School districts range in size from less than 300 students to nearly 22,000 students. Charter schools range from about 60 students to more than 3,000.
How we fund education in our ever-growing schools and provide for changing needs is through a process that begins in Education Committee meetings. The House and Senate Education Committee met last week to begin that process for the next biennium.
Arkansas schools received many different types of funding totaling nearly $5.9 billion in 2017-18. Generally speaking, about half of school district/charter school operating revenue comes from state sources. About 40 percent is generated locally and about 10 percent comes from the federal government.
Foundation funding primarily consists of local property tax revenues and the state aid portion of foundation funding. To determine the amount of foundation funding, Arkansas uses a specific formula, known as the matrix. The matrix calculates the per-student funding based on the cost of personnel and other resources needed to operate a prototypical school of 500 students.

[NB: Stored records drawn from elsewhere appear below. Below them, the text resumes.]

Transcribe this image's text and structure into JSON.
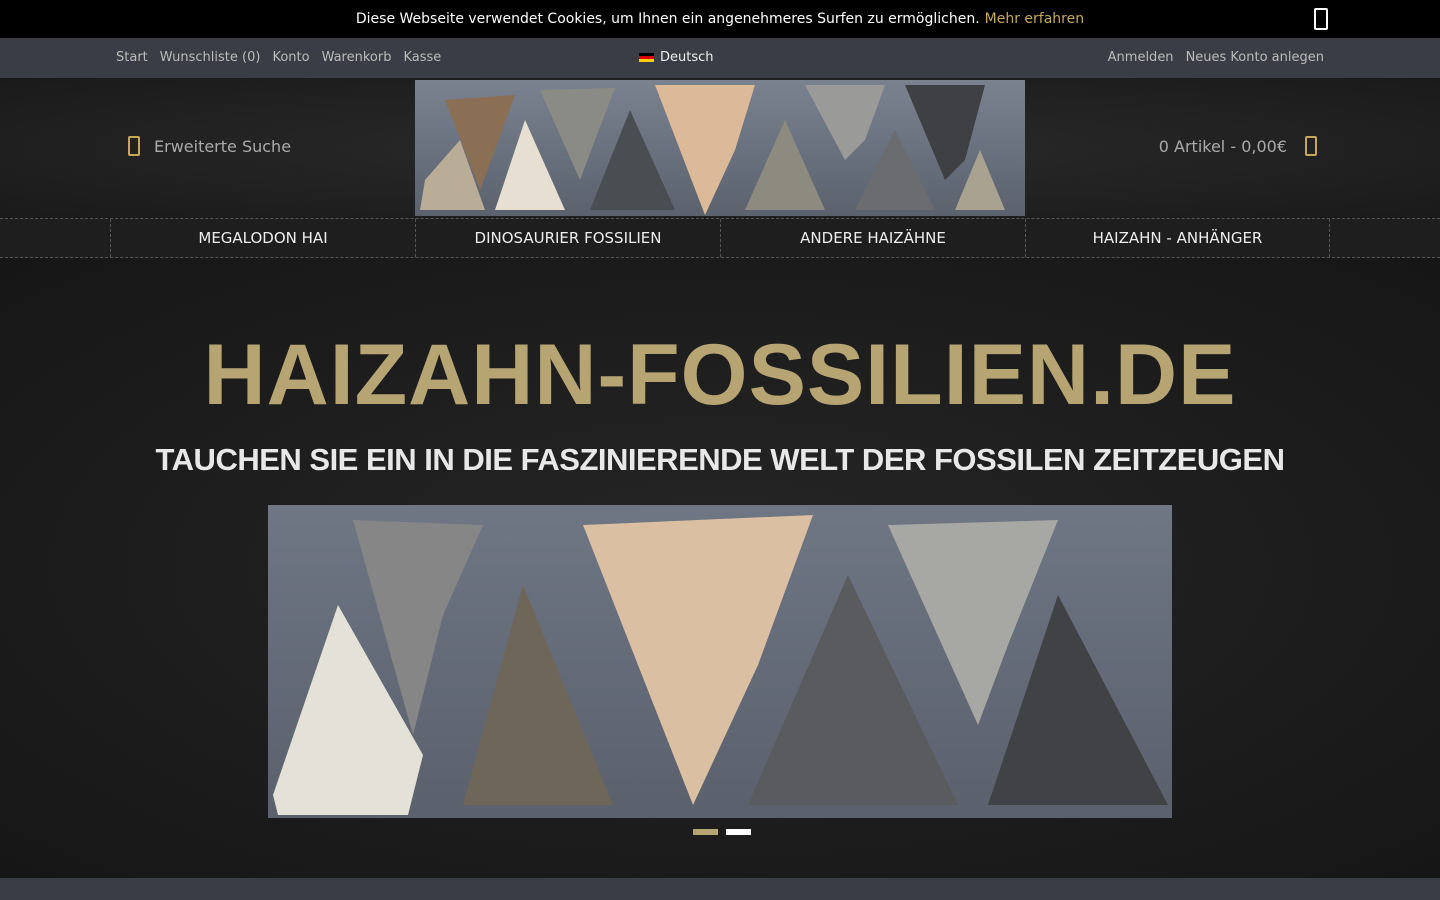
{
  "cookie": {
    "text": "Diese Webseite verwendet Cookies, um Ihnen ein angenehmeres Surfen zu ermöglichen.",
    "more_label": "Mehr erfahren",
    "close_icon": "close-icon"
  },
  "topbar": {
    "links": [
      "Start",
      "Wunschliste (0)",
      "Konto",
      "Warenkorb",
      "Kasse"
    ],
    "language": "Deutsch",
    "account_links": [
      "Anmelden",
      "Neues Konto anlegen"
    ]
  },
  "header": {
    "search_label": "Erweiterte Suche",
    "cart_label": "0 Artikel - 0,00€"
  },
  "nav": {
    "items": [
      "MEGALODON HAI",
      "DINOSAURIER FOSSILIEN",
      "ANDERE HAIZÄHNE",
      "HAIZAHN - ANHÄNGER"
    ]
  },
  "hero": {
    "title": "HAIZAHN-FOSSILIEN.DE",
    "subtitle": "TAUCHEN SIE EIN IN DIE FASZINIERENDE WELT DER FOSSILEN ZEITZEUGEN",
    "slides": 2,
    "active_slide": 1
  },
  "colors": {
    "accent": "#c7a85a",
    "topbar": "#3a3d45"
  }
}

Legislators involved in the biennial Adequacy Study determine the resources included in each line of the matrix and the dollar amount needed to fund it.
In the most recent legislative session, we increased the per-student funding from $6,713 to $6,899 per student for the 2019-2020 school year. It increases funding to $7,018 per student the following school year.
The committee was also presented with information on student outcome measures. In 2016, the state began administering the ACT Aspire assessment. The 2018 ACT Aspire scores show a decrease in fourth-grade students scoring ready or above in math and an increase in the eighth-grade math scores.
Arkansas’s high school graduation rate has increased since 2011 to 88 percent of high school students. While the overall increase mirrors the national trend, Arkansas has consistently achieved higher four-year graduation rates than the national rates.
The committee is scheduled to meet again on Aug. 19. You can watch all Joint Education Committee meetings online at